**What you should do**
Look through the lines below, find those with the word "true", and copy them.

[Records shown Boundary: Start]

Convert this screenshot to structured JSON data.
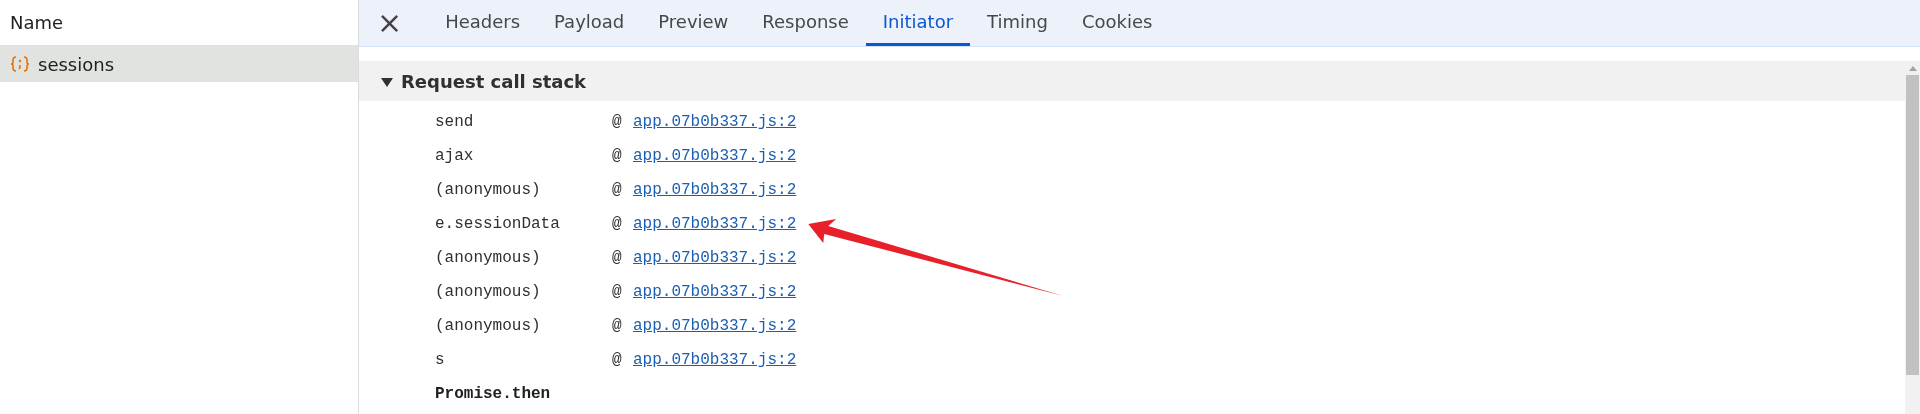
{
  "requests": {
    "header": "Name",
    "items": [
      {
        "name": "sessions",
        "selected": true
      }
    ]
  },
  "detail": {
    "close": "×",
    "tabs": [
      {
        "label": "Headers",
        "selected": false
      },
      {
        "label": "Payload",
        "selected": false
      },
      {
        "label": "Preview",
        "selected": false
      },
      {
        "label": "Response",
        "selected": false
      },
      {
        "label": "Initiator",
        "selected": true
      },
      {
        "label": "Timing",
        "selected": false
      },
      {
        "label": "Cookies",
        "selected": false
      }
    ],
    "section": {
      "title": "Request call stack",
      "expanded": true,
      "frames": [
        {
          "function": "send",
          "at": "@",
          "link": "app.07b0b337.js:2"
        },
        {
          "function": "ajax",
          "at": "@",
          "link": "app.07b0b337.js:2"
        },
        {
          "function": "(anonymous)",
          "at": "@",
          "link": "app.07b0b337.js:2"
        },
        {
          "function": "e.sessionData",
          "at": "@",
          "link": "app.07b0b337.js:2",
          "annotated": true
        },
        {
          "function": "(anonymous)",
          "at": "@",
          "link": "app.07b0b337.js:2"
        },
        {
          "function": "(anonymous)",
          "at": "@",
          "link": "app.07b0b337.js:2"
        },
        {
          "function": "(anonymous)",
          "at": "@",
          "link": "app.07b0b337.js:2"
        },
        {
          "function": "s",
          "at": "@",
          "link": "app.07b0b337.js:2"
        }
      ],
      "async_label": "Promise.then"
    }
  }
}
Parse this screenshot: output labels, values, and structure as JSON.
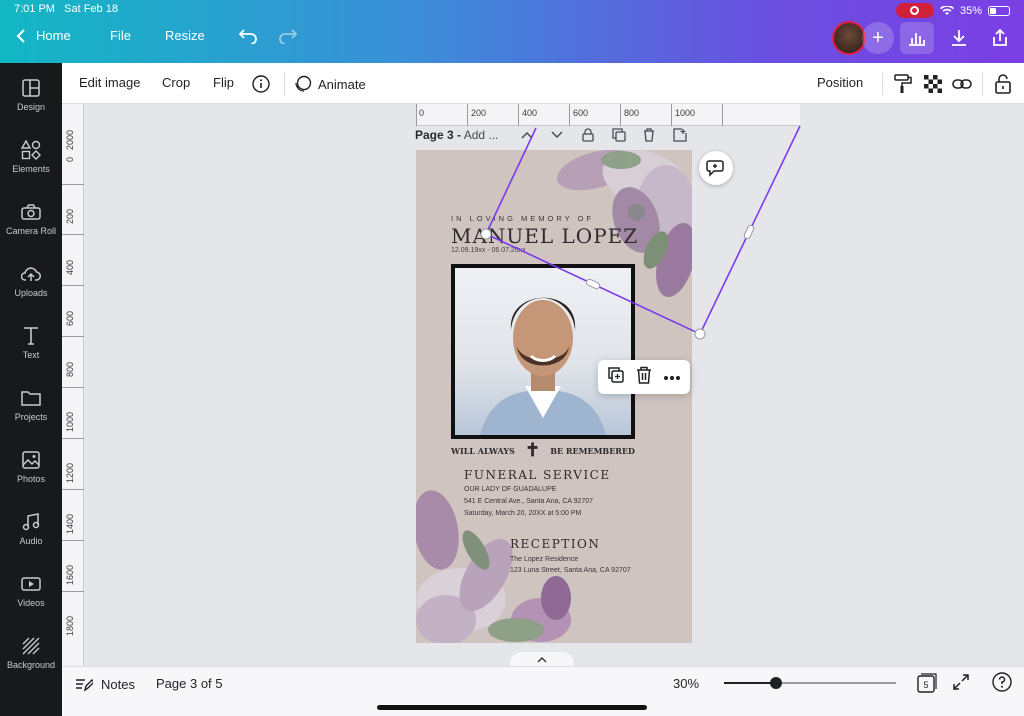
{
  "status_bar": {
    "time": "7:01 PM",
    "date": "Sat Feb 18",
    "battery": "35%",
    "battery_level": 0.35
  },
  "top_nav": {
    "home": "Home",
    "file": "File",
    "resize": "Resize"
  },
  "sidebar": {
    "items": [
      {
        "label": "Design",
        "icon": "layout-icon"
      },
      {
        "label": "Elements",
        "icon": "shapes-icon"
      },
      {
        "label": "Camera Roll",
        "icon": "camera-icon"
      },
      {
        "label": "Uploads",
        "icon": "cloud-upload-icon"
      },
      {
        "label": "Text",
        "icon": "text-icon"
      },
      {
        "label": "Projects",
        "icon": "folder-icon"
      },
      {
        "label": "Photos",
        "icon": "image-icon"
      },
      {
        "label": "Audio",
        "icon": "music-icon"
      },
      {
        "label": "Videos",
        "icon": "video-icon"
      },
      {
        "label": "Background",
        "icon": "hatch-icon"
      }
    ]
  },
  "toolbar": {
    "edit_image": "Edit image",
    "crop": "Crop",
    "flip": "Flip",
    "animate": "Animate",
    "position": "Position"
  },
  "ruler_top": [
    "0",
    "200",
    "400",
    "600",
    "800",
    "1000"
  ],
  "ruler_left": [
    "2000",
    "0",
    "200",
    "400",
    "600",
    "800",
    "1000",
    "1200",
    "1400",
    "1600",
    "1800"
  ],
  "page_header": {
    "label": "Page 3 -",
    "placeholder": "Add ..."
  },
  "card": {
    "kicker": "IN LOVING MEMORY OF",
    "name": "MANUEL LOPEZ",
    "dates": "12.09.19xx - 06.07.20xx",
    "remember_left": "WILL ALWAYS",
    "remember_right": "BE REMEMBERED",
    "service_title": "FUNERAL SERVICE",
    "service_lines": [
      "OUR LADY OF GUADALUPE",
      "541 E Central Ave., Santa Ana, CA 92707",
      "Saturday, March 20, 20XX at 5:00 PM"
    ],
    "reception_title": "RECEPTION",
    "reception_lines": [
      "The Lopez Residence",
      "123 Luna Street, Santa Ana, CA 92707"
    ]
  },
  "bottom_bar": {
    "notes": "Notes",
    "page_status": "Page 3 of 5",
    "zoom": "30%",
    "zoom_level": 0.3,
    "page_count": "5"
  }
}
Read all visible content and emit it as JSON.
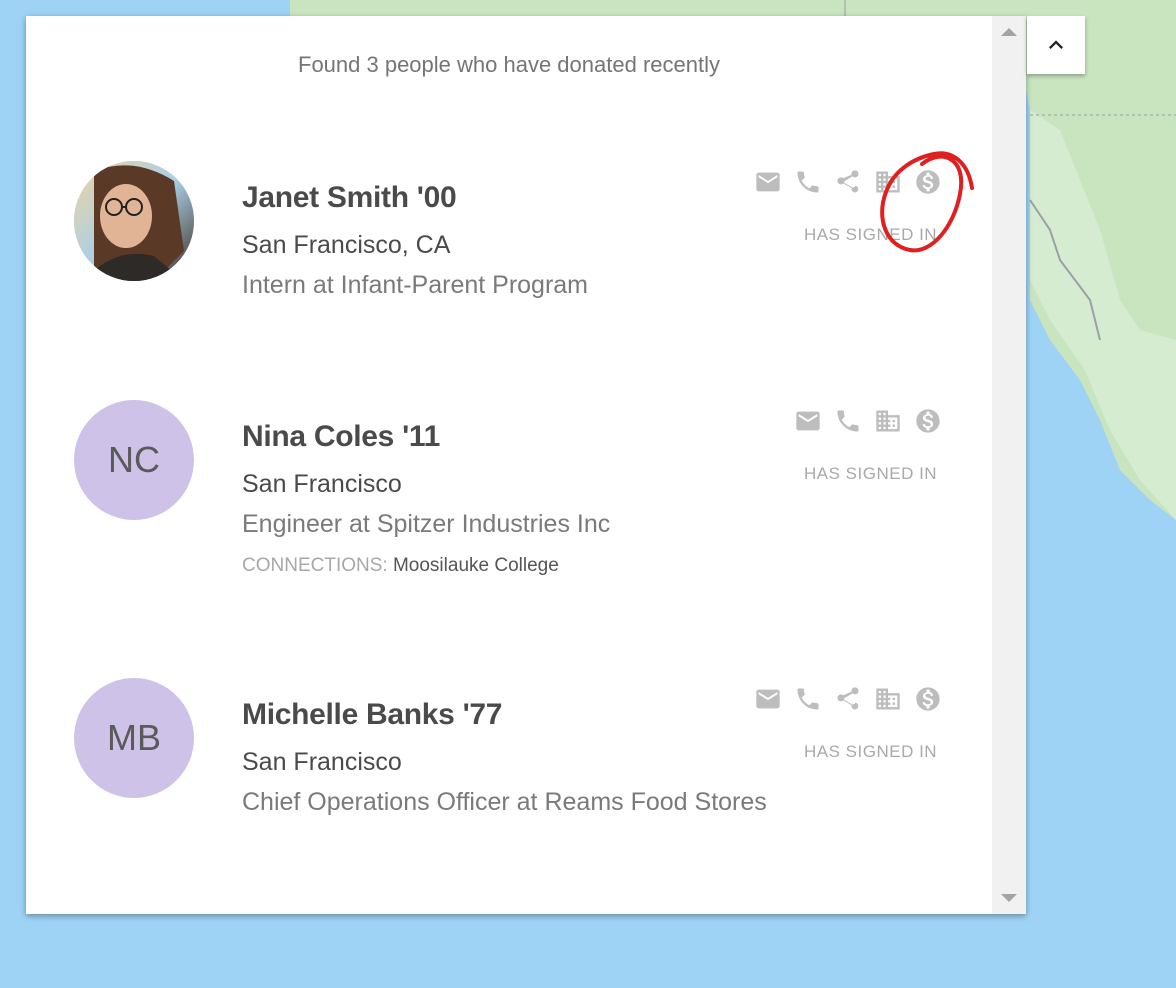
{
  "panel": {
    "summary": "Found 3 people who have donated recently"
  },
  "people": [
    {
      "name": "Janet Smith '00",
      "location": "San Francisco, CA",
      "job": "Intern at Infant-Parent Program",
      "status": "HAS SIGNED IN",
      "avatar_type": "photo",
      "icons": [
        "email-icon",
        "phone-icon",
        "share-icon",
        "building-icon",
        "dollar-icon"
      ]
    },
    {
      "name": "Nina Coles '11",
      "initials": "NC",
      "location": "San Francisco",
      "job": "Engineer at Spitzer Industries Inc",
      "connections_label": "CONNECTIONS:",
      "connections_value": "Moosilauke College",
      "status": "HAS SIGNED IN",
      "icons": [
        "email-icon",
        "phone-icon",
        "building-icon",
        "dollar-icon"
      ]
    },
    {
      "name": "Michelle Banks '77",
      "initials": "MB",
      "location": "San Francisco",
      "job": "Chief Operations Officer at Reams Food Stores",
      "status": "HAS SIGNED IN",
      "icons": [
        "email-icon",
        "phone-icon",
        "share-icon",
        "building-icon",
        "dollar-icon"
      ]
    }
  ],
  "colors": {
    "avatar_bg": "#cfc2e8",
    "icon": "#bdbdbd",
    "annotation": "#e02020",
    "water": "#9fd3f6",
    "land": "#c9e6c4"
  }
}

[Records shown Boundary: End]

**Answer for the task**
        "selected": true
        "selected": true
      "expanded": true,
          "annotated": true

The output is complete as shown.